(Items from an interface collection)

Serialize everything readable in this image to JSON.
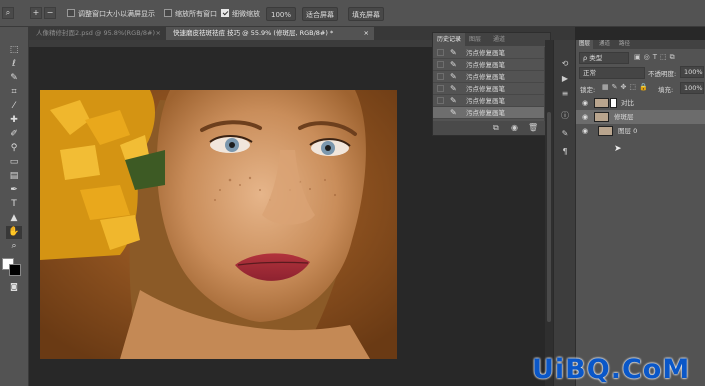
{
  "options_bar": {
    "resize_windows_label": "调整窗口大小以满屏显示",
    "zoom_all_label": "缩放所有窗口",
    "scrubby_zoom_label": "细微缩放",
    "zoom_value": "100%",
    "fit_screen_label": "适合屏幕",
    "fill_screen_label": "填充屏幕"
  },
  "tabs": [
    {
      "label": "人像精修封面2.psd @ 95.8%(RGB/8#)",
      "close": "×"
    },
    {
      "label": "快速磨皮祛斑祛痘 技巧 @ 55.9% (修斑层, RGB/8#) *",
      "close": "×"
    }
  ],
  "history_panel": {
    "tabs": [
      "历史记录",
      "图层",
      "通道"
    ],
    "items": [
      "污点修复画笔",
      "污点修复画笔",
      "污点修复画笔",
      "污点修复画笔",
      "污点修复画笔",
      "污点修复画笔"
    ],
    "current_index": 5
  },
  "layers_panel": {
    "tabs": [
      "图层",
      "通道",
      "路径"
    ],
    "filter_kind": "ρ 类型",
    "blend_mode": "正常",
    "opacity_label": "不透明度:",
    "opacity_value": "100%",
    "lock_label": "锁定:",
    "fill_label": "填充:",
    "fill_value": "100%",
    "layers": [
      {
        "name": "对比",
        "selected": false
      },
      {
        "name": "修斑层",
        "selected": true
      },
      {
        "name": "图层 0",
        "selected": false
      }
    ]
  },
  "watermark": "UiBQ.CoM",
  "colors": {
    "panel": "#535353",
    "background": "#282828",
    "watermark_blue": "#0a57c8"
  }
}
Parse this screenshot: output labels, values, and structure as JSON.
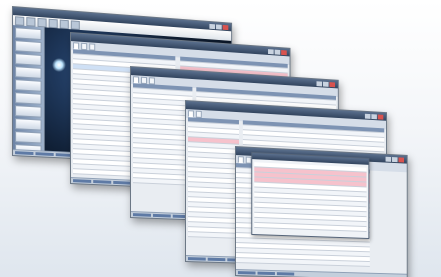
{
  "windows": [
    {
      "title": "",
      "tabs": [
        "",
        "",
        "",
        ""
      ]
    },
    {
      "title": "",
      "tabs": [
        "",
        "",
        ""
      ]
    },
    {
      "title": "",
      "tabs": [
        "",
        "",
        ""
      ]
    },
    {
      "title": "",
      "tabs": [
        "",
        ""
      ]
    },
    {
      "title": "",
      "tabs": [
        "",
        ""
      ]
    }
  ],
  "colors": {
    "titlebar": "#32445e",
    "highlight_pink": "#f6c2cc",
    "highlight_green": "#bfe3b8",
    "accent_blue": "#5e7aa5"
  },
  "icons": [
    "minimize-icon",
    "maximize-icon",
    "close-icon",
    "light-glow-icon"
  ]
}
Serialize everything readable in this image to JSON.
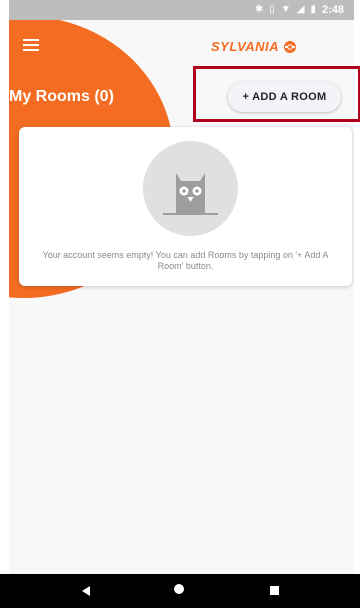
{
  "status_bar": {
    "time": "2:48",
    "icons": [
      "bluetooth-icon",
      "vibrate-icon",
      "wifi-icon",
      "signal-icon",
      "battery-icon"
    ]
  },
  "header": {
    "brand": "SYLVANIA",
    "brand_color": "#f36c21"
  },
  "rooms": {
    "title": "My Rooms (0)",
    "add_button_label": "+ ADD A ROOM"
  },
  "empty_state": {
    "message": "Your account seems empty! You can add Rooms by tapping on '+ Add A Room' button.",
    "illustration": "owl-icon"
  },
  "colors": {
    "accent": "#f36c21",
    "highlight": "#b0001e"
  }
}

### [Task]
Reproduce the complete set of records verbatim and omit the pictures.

### [Solution]
Serialize everything readable in this image to JSON.
{
  "options_bar": {
    "resize_windows_label": "调整窗口大小以满屏显示",
    "zoom_all_label": "缩放所有窗口",
    "scrubby_zoom_label": "细微缩放",
    "zoom_value": "100%",
    "fit_screen_label": "适合屏幕",
    "fill_screen_label": "填充屏幕"
  },
  "tabs": [
    {
      "label": "人像精修封面2.psd @ 95.8%(RGB/8#)",
      "close": "×"
    },
    {
      "label": "快速磨皮祛斑祛痘 技巧 @ 55.9% (修斑层, RGB/8#) *",
      "close": "×"
    }
  ],
  "history_panel": {
    "tabs": [
      "历史记录",
      "图层",
      "通道"
    ],
    "items": [
      "污点修复画笔",
      "污点修复画笔",
      "污点修复画笔",
      "污点修复画笔",
      "污点修复画笔",
      "污点修复画笔"
    ],
    "current_index": 5
  },
  "layers_panel": {
    "tabs": [
      "图层",
      "通道",
      "路径"
    ],
    "filter_kind": "ρ 类型",
    "blend_mode": "正常",
    "opacity_label": "不透明度:",
    "opacity_value": "100%",
    "lock_label": "锁定:",
    "fill_label": "填充:",
    "fill_value": "100%",
    "layers": [
      {
        "name": "对比",
        "selected": false
      },
      {
        "name": "修斑层",
        "selected": true
      },
      {
        "name": "图层 0",
        "selected": false
      }
    ]
  },
  "watermark": "UiBQ.CoM",
  "colors": {
    "panel": "#535353",
    "background": "#282828",
    "watermark_blue": "#0a57c8"
  }
}
Parse this screenshot: output labels, values, and structure as JSON.
{
  "windows": [
    {
      "title": "",
      "tabs": [
        "",
        "",
        "",
        ""
      ]
    },
    {
      "title": "",
      "tabs": [
        "",
        "",
        ""
      ]
    },
    {
      "title": "",
      "tabs": [
        "",
        "",
        ""
      ]
    },
    {
      "title": "",
      "tabs": [
        "",
        ""
      ]
    },
    {
      "title": "",
      "tabs": [
        "",
        ""
      ]
    }
  ],
  "colors": {
    "titlebar": "#32445e",
    "highlight_pink": "#f6c2cc",
    "highlight_green": "#bfe3b8",
    "accent_blue": "#5e7aa5"
  },
  "icons": [
    "minimize-icon",
    "maximize-icon",
    "close-icon",
    "light-glow-icon"
  ]
}
Serialize everything readable in this image to JSON.
{
  "status_bar": {
    "time": "2:48",
    "icons": [
      "bluetooth-icon",
      "vibrate-icon",
      "wifi-icon",
      "signal-icon",
      "battery-icon"
    ]
  },
  "header": {
    "brand": "SYLVANIA",
    "brand_color": "#f36c21"
  },
  "rooms": {
    "title": "My Rooms (0)",
    "add_button_label": "+ ADD A ROOM"
  },
  "empty_state": {
    "message": "Your account seems empty! You can add Rooms by tapping on '+ Add A Room' button.",
    "illustration": "owl-icon"
  },
  "colors": {
    "accent": "#f36c21",
    "highlight": "#b0001e"
  }
}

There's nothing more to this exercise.